## Exercise inputs
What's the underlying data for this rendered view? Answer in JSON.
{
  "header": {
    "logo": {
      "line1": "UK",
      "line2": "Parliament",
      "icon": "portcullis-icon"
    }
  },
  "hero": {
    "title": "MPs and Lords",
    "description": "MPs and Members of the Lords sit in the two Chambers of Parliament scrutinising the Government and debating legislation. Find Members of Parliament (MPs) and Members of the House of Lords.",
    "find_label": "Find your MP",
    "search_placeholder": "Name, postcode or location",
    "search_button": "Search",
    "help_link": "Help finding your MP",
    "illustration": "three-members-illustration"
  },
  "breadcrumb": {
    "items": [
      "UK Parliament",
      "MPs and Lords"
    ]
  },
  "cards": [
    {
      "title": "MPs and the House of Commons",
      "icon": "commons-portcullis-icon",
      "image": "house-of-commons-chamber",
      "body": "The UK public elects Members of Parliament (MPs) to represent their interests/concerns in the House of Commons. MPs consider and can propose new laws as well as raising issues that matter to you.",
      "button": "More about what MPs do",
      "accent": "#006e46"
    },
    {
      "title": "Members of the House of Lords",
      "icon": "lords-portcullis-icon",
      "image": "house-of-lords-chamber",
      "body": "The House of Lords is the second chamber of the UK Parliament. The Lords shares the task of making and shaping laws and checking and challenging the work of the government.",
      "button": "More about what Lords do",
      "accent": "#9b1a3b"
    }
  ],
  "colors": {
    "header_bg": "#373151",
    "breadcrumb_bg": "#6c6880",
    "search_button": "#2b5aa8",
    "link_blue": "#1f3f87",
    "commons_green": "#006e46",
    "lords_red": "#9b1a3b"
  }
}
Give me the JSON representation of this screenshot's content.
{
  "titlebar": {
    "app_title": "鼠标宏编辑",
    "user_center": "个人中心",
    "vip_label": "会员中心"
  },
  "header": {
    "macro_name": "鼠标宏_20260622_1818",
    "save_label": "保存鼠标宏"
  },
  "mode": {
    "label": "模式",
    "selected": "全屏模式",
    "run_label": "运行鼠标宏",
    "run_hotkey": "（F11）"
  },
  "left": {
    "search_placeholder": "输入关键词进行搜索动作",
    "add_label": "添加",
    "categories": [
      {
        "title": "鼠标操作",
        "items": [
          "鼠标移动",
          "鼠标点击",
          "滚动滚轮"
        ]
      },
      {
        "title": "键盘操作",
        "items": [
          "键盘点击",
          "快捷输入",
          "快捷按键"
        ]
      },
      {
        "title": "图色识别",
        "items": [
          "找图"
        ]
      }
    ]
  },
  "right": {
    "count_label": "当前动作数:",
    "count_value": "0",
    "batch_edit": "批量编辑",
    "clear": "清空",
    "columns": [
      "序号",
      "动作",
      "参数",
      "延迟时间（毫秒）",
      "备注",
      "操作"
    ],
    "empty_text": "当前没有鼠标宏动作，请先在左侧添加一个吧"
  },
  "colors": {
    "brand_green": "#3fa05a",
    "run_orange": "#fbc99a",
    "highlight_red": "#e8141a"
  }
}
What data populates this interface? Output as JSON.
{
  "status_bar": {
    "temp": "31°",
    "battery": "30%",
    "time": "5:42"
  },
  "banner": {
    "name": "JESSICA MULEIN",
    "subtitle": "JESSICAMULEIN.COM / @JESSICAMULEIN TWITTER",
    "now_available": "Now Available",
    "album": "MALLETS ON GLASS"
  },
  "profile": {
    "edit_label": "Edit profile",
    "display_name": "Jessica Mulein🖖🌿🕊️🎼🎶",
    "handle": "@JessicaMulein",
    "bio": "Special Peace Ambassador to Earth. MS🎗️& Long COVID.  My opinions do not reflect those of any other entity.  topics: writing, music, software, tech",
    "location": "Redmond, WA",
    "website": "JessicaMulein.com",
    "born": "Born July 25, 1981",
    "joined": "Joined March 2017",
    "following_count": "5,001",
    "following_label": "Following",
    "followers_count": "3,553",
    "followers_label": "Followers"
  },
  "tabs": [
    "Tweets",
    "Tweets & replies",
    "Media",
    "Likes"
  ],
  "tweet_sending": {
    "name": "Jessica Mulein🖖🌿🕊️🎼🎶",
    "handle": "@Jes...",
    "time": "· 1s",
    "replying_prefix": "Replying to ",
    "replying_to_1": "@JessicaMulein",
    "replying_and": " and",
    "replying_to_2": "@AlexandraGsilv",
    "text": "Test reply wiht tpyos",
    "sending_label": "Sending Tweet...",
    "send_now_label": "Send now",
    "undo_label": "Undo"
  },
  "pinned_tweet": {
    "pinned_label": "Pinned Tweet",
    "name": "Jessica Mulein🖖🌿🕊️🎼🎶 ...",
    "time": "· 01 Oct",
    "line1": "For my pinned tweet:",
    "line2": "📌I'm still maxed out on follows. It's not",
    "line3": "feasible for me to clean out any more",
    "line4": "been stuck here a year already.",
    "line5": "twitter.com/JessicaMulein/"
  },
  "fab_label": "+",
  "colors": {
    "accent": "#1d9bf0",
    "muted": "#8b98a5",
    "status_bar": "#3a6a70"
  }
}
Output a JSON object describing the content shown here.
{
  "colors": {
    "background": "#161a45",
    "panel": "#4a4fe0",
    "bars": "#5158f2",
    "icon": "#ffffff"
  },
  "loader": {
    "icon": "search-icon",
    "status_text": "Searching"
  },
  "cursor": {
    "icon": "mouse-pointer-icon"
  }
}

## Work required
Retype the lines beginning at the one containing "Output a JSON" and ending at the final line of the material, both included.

## Reply
Output a JSON object describing the content shown here.
{
  "colors": {
    "background": "#161a45",
    "panel": "#4a4fe0",
    "bars": "#5158f2",
    "icon": "#ffffff"
  },
  "loader": {
    "icon": "search-icon",
    "status_text": "Searching"
  },
  "cursor": {
    "icon": "mouse-pointer-icon"
  }
}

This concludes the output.